|Jan 7, 1997||REMI||Maintenance fee reminder mailed|
|May 12, 1997||SULP||Surcharge for late payment|
|May 12, 1997||FPAY||Fee payment|
Year of fee payment: 8
|Dec 19, 2000||REMI||Maintenance fee reminder mailed|
|May 25, 2001||SULP||Surcharge for late payment|
Year of fee payment: 11
|May 25, 2001||FPAY||Fee payment|
Year of fee payment: 12
|Jul 19, 2002||AS||Assignment|
Owner name: MEDICAL TECHNOLOGY SYSTEMS, INC., FLORIDA

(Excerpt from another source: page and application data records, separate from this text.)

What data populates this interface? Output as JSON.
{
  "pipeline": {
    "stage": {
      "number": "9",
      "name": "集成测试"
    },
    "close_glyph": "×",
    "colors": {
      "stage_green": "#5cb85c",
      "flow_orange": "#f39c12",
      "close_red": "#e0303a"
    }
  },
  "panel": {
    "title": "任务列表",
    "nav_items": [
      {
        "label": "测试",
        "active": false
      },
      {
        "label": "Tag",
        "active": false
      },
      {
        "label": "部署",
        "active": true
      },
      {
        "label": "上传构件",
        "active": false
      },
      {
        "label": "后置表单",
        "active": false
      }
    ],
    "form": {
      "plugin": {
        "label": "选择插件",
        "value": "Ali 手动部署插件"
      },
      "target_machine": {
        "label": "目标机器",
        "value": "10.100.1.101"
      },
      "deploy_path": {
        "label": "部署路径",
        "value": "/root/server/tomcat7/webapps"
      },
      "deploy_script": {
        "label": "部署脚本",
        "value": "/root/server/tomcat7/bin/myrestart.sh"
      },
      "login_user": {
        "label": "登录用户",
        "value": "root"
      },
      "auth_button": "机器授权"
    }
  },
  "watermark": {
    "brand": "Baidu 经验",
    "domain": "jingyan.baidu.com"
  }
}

Free format text: ACKNOWLEDGMENT OF REVERSION AND ASSIGNMENT;ASSIGNOR:SOUTHTRUST BANK;REEL/FRAME:013089/0305
Effective date: 20020626